Segment Start: EXERCISE MATERIALS

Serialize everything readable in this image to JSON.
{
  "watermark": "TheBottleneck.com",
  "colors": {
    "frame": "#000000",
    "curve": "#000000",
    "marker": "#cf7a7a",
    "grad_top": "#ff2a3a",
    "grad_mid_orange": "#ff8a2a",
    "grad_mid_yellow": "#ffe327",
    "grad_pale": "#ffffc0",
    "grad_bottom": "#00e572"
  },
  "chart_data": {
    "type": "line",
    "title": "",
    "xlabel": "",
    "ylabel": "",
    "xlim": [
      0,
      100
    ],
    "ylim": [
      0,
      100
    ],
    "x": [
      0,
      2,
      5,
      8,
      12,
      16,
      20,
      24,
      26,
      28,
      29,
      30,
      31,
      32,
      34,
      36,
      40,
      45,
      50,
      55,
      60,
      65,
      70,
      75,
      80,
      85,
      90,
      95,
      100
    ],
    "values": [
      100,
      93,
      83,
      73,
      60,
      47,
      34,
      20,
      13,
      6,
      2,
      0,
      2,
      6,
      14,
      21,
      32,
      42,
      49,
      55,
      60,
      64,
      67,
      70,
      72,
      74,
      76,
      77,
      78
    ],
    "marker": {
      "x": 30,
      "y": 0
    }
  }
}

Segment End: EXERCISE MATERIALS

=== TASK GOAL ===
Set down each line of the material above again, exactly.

=== EXERCISE SOLUTION ===
Serialize everything readable in this image to JSON.
{
  "watermark": "TheBottleneck.com",
  "colors": {
    "frame": "#000000",
    "curve": "#000000",
    "marker": "#cf7a7a",
    "grad_top": "#ff2a3a",
    "grad_mid_orange": "#ff8a2a",
    "grad_mid_yellow": "#ffe327",
    "grad_pale": "#ffffc0",
    "grad_bottom": "#00e572"
  },
  "chart_data": {
    "type": "line",
    "title": "",
    "xlabel": "",
    "ylabel": "",
    "xlim": [
      0,
      100
    ],
    "ylim": [
      0,
      100
    ],
    "x": [
      0,
      2,
      5,
      8,
      12,
      16,
      20,
      24,
      26,
      28,
      29,
      30,
      31,
      32,
      34,
      36,
      40,
      45,
      50,
      55,
      60,
      65,
      70,
      75,
      80,
      85,
      90,
      95,
      100
    ],
    "values": [
      100,
      93,
      83,
      73,
      60,
      47,
      34,
      20,
      13,
      6,
      2,
      0,
      2,
      6,
      14,
      21,
      32,
      42,
      49,
      55,
      60,
      64,
      67,
      70,
      72,
      74,
      76,
      77,
      78
    ],
    "marker": {
      "x": 30,
      "y": 0
    }
  }
}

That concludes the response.